Harare Sports Club Rugby, October 4, 2018
Doud, 69, is a war veteran who served the Rhodesian Army from 1969 to 1980 during the Rhodesian Bush War (Zimbabwe War of Liberation). The Rhodesian administration and Army represented the white minority who fought against native leaders, including Robert Mugabe, who opposed foreign rule. When talking about the old days over a beer pint, Doud says, "We should have finished the job when we had the chance. Zimbabwe would be in a better place if we did so.
The Legions Club, Mutare. October 7, 2018
Spectators are watching the football game between the home team Dynamos FC versus Black Rhinos at Rufaro Stadium in Mbare. Dynamos FC had just scored the winning goal (2-1). Mbare is the oldest high-density area in the Capital of Harare. Simba, a young man from Mbare, says, "We are the walking dead. The guys on the top are killing us".
Rufaro Stadium in Mbare, Harare, October 21, 2018
A young couple from Harare is celebrating a friend's birthday on Sunday afternoon at Lake Chivero. They often come here with their friends at the weekends to drink and party.

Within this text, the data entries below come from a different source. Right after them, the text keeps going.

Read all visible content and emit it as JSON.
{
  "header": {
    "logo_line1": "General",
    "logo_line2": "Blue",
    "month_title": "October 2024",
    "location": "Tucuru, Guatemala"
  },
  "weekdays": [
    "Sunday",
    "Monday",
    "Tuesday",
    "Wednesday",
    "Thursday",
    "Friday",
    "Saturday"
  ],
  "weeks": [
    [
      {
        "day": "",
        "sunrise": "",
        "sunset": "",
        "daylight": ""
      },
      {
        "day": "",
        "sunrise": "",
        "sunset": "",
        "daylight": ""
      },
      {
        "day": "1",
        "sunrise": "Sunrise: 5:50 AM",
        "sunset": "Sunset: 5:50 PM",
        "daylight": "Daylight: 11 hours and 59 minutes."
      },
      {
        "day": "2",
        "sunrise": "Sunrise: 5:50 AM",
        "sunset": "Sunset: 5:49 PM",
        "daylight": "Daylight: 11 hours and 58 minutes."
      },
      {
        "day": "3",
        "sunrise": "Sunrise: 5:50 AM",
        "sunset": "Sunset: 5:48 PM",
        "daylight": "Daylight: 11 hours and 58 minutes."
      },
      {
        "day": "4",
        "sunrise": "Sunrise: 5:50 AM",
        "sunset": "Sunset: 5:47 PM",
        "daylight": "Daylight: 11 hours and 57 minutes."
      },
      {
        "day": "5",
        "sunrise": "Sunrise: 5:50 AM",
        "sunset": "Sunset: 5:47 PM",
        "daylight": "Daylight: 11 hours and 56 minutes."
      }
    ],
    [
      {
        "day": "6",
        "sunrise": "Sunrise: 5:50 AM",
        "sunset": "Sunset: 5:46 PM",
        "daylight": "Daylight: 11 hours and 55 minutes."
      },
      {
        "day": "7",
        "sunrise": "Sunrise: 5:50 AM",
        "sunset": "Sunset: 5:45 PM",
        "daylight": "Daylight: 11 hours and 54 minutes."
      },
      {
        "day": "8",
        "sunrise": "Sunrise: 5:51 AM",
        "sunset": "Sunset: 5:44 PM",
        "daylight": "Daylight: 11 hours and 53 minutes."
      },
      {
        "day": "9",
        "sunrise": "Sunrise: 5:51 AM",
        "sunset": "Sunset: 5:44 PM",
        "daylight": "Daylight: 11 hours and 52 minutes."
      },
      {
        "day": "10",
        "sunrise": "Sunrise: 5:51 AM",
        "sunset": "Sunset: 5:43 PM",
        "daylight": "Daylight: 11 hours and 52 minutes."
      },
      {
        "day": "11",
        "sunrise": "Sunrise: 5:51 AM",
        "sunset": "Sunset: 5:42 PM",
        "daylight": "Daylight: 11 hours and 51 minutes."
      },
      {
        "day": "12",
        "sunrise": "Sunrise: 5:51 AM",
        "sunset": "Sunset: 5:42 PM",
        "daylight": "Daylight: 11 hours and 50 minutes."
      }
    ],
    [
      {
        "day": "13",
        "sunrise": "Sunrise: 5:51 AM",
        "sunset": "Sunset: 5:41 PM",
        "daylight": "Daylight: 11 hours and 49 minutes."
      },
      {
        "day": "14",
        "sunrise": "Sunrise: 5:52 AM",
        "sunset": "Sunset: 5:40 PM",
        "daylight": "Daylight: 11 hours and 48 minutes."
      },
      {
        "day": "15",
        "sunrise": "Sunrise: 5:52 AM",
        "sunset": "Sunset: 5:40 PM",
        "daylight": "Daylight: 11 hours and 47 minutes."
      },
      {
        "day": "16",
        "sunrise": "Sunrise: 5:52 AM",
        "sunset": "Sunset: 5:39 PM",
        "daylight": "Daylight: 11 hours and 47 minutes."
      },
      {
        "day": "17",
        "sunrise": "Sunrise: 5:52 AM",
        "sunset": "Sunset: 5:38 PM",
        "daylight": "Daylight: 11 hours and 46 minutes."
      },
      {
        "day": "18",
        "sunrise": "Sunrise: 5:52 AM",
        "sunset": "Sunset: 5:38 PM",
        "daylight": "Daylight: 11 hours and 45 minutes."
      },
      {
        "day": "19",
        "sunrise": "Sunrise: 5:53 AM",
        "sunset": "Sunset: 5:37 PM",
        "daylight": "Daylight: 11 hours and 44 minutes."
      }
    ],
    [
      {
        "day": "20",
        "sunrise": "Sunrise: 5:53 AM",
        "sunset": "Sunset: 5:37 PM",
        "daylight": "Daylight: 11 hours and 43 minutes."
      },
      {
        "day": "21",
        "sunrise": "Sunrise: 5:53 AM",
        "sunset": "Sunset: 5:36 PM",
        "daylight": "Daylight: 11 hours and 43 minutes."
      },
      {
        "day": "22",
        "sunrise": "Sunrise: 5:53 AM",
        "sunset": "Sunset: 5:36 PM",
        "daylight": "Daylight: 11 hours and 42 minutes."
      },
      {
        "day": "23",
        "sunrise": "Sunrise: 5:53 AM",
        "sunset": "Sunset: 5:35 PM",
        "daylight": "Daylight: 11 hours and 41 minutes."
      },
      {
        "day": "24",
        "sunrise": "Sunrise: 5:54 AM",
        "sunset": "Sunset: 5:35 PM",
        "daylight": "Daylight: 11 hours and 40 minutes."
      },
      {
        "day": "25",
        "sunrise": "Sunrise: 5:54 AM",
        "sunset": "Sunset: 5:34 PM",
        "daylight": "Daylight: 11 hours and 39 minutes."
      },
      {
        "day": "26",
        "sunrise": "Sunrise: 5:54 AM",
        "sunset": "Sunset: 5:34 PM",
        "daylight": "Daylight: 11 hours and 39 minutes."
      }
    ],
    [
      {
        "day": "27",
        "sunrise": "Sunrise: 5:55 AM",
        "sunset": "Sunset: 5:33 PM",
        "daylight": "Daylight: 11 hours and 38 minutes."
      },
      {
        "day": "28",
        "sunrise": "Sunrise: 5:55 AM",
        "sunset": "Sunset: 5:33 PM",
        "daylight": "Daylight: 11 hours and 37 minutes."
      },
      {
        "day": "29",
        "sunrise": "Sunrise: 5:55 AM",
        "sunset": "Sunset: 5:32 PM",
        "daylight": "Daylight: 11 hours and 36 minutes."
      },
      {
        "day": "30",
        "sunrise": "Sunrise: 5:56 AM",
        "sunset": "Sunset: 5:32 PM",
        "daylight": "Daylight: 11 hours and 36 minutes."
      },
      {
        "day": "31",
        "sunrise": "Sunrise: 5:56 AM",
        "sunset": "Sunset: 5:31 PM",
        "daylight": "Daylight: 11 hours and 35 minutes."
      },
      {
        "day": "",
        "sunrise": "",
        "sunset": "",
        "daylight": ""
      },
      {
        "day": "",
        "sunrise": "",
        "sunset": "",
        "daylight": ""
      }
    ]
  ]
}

Lake Chivero, September 23, 2018
Mr. Jeffrey, 47, is a local gardener. Jeffrey is attending his Apostolic Church on a field in Harare on a Sunday afternoon. Jeffrey works for a Swedish family where he also lives on the property. He has been working for the Swedish family for three years, and before them, he worked for another European family for more than ten years in the same house. Jeffrey has a wife and two young daughters, but they live in a small village 200 km away. He tries to visit them once a month. Harare, September 9, 2018
An old commercial sign in an industrial area on the outskirts of Mutare is empty. Mutare is the fourth biggest city in the Eastern part of Zimbabwe, with a population of around 189,000 inhabitants. Due to the economic issues since the late 1990s, many fabrics are closed, and industrial buildings were abandoned.
Mutare, October 9, 2018
Paul, 72, is sitting on the night train on his way to visit relatives. He is retired now but used to work as a train conductor for 38 years. Once a year, he gets a free train ticket from the state. "We have learnt a lot from the British. When I was young under British rule, the trains were running much faster and better. Nowadays, the train is not working very well." This trip from Bulawayo to Harare can take up to 24 hours before it was only 6 hours.
October 15, 2018
The Cross covered by the cloth in the back room of a local tennis club in Harare. Every Sunday, the room is used for church services.
Harare, October 3, 2018
Michaela, 19, (to the right) participating in the annual swimming competition at Hillcrest College. She dreams of becoming a photographer after high school graduation.
Hillcrest College. Mutare. October 11, 2018